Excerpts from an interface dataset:
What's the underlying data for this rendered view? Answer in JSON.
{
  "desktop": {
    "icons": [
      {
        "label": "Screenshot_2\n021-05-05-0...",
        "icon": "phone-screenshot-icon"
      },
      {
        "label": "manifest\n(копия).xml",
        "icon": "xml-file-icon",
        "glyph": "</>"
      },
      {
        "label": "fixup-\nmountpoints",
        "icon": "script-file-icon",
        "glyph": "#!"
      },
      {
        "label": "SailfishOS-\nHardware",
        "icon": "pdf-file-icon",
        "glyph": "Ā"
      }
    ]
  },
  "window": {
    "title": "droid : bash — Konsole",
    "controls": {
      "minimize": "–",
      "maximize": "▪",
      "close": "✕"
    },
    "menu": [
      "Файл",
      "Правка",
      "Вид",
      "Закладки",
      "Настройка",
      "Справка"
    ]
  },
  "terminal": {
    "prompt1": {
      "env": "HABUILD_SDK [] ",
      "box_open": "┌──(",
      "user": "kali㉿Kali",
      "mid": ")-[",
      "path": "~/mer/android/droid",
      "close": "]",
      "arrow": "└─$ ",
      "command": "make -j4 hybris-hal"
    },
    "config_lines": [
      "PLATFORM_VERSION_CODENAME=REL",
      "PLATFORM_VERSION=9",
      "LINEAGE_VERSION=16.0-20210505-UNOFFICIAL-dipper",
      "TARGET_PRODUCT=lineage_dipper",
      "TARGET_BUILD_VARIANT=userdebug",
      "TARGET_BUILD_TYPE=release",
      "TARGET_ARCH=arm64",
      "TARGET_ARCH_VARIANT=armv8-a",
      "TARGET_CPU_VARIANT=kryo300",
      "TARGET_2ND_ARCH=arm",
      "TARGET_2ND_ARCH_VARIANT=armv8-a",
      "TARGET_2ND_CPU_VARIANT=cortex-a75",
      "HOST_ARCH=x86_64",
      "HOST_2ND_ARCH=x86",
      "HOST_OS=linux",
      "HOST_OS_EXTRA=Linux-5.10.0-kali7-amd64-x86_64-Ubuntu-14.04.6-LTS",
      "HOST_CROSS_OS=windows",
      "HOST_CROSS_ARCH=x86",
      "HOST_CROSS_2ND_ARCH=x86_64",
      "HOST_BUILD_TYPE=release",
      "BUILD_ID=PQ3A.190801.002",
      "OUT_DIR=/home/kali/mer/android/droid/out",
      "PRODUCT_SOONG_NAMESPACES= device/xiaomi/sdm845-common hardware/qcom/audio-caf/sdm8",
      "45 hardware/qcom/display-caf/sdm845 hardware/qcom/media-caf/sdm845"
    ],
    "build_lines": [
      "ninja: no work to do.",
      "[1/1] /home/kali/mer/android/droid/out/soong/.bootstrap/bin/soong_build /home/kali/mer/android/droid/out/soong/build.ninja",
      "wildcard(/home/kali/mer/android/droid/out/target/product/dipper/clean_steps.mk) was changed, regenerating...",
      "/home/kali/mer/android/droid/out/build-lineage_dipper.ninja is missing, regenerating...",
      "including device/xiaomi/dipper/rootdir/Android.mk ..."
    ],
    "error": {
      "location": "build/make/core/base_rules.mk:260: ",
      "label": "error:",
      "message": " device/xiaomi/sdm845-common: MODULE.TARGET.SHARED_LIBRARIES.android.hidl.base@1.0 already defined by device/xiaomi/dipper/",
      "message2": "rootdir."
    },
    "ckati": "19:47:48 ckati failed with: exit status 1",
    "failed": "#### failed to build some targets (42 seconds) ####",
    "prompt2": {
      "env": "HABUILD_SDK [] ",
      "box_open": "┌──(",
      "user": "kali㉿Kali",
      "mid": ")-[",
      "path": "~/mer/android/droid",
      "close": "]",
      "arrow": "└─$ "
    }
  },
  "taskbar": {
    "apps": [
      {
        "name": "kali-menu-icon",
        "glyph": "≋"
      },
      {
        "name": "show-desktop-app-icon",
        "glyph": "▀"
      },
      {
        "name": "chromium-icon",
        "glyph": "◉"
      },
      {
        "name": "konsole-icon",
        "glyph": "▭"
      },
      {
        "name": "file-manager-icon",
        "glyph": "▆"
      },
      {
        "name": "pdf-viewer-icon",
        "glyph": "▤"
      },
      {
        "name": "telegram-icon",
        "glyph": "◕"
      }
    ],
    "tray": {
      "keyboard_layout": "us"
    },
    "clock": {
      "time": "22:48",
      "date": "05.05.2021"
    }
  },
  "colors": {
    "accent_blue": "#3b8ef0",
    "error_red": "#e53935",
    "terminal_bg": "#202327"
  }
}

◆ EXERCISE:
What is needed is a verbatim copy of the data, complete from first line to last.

◆ RESPONSE:
What's the underlying data for this rendered view? Answer in JSON.
{
  "desktop": {
    "icons": [
      {
        "label": "Screenshot_2\n021-05-05-0...",
        "icon": "phone-screenshot-icon"
      },
      {
        "label": "manifest\n(копия).xml",
        "icon": "xml-file-icon",
        "glyph": "</>"
      },
      {
        "label": "fixup-\nmountpoints",
        "icon": "script-file-icon",
        "glyph": "#!"
      },
      {
        "label": "SailfishOS-\nHardware",
        "icon": "pdf-file-icon",
        "glyph": "Ā"
      }
    ]
  },
  "window": {
    "title": "droid : bash — Konsole",
    "controls": {
      "minimize": "–",
      "maximize": "▪",
      "close": "✕"
    },
    "menu": [
      "Файл",
      "Правка",
      "Вид",
      "Закладки",
      "Настройка",
      "Справка"
    ]
  },
  "terminal": {
    "prompt1": {
      "env": "HABUILD_SDK [] ",
      "box_open": "┌──(",
      "user": "kali㉿Kali",
      "mid": ")-[",
      "path": "~/mer/android/droid",
      "close": "]",
      "arrow": "└─$ ",
      "command": "make -j4 hybris-hal"
    },
    "config_lines": [
      "PLATFORM_VERSION_CODENAME=REL",
      "PLATFORM_VERSION=9",
      "LINEAGE_VERSION=16.0-20210505-UNOFFICIAL-dipper",
      "TARGET_PRODUCT=lineage_dipper",
      "TARGET_BUILD_VARIANT=userdebug",
      "TARGET_BUILD_TYPE=release",
      "TARGET_ARCH=arm64",
      "TARGET_ARCH_VARIANT=armv8-a",
      "TARGET_CPU_VARIANT=kryo300",
      "TARGET_2ND_ARCH=arm",
      "TARGET_2ND_ARCH_VARIANT=armv8-a",
      "TARGET_2ND_CPU_VARIANT=cortex-a75",
      "HOST_ARCH=x86_64",
      "HOST_2ND_ARCH=x86",
      "HOST_OS=linux",
      "HOST_OS_EXTRA=Linux-5.10.0-kali7-amd64-x86_64-Ubuntu-14.04.6-LTS",
      "HOST_CROSS_OS=windows",
      "HOST_CROSS_ARCH=x86",
      "HOST_CROSS_2ND_ARCH=x86_64",
      "HOST_BUILD_TYPE=release",
      "BUILD_ID=PQ3A.190801.002",
      "OUT_DIR=/home/kali/mer/android/droid/out",
      "PRODUCT_SOONG_NAMESPACES= device/xiaomi/sdm845-common hardware/qcom/audio-caf/sdm8",
      "45 hardware/qcom/display-caf/sdm845 hardware/qcom/media-caf/sdm845"
    ],
    "build_lines": [
      "ninja: no work to do.",
      "[1/1] /home/kali/mer/android/droid/out/soong/.bootstrap/bin/soong_build /home/kali/mer/android/droid/out/soong/build.ninja",
      "wildcard(/home/kali/mer/android/droid/out/target/product/dipper/clean_steps.mk) was changed, regenerating...",
      "/home/kali/mer/android/droid/out/build-lineage_dipper.ninja is missing, regenerating...",
      "including device/xiaomi/dipper/rootdir/Android.mk ..."
    ],
    "error": {
      "location": "build/make/core/base_rules.mk:260: ",
      "label": "error:",
      "message": " device/xiaomi/sdm845-common: MODULE.TARGET.SHARED_LIBRARIES.android.hidl.base@1.0 already defined by device/xiaomi/dipper/",
      "message2": "rootdir."
    },
    "ckati": "19:47:48 ckati failed with: exit status 1",
    "failed": "#### failed to build some targets (42 seconds) ####",
    "prompt2": {
      "env": "HABUILD_SDK [] ",
      "box_open": "┌──(",
      "user": "kali㉿Kali",
      "mid": ")-[",
      "path": "~/mer/android/droid",
      "close": "]",
      "arrow": "└─$ "
    }
  },
  "taskbar": {
    "apps": [
      {
        "name": "kali-menu-icon",
        "glyph": "≋"
      },
      {
        "name": "show-desktop-app-icon",
        "glyph": "▀"
      },
      {
        "name": "chromium-icon",
        "glyph": "◉"
      },
      {
        "name": "konsole-icon",
        "glyph": "▭"
      },
      {
        "name": "file-manager-icon",
        "glyph": "▆"
      },
      {
        "name": "pdf-viewer-icon",
        "glyph": "▤"
      },
      {
        "name": "telegram-icon",
        "glyph": "◕"
      }
    ],
    "tray": {
      "keyboard_layout": "us"
    },
    "clock": {
      "time": "22:48",
      "date": "05.05.2021"
    }
  },
  "colors": {
    "accent_blue": "#3b8ef0",
    "error_red": "#e53935",
    "terminal_bg": "#202327"
  }
}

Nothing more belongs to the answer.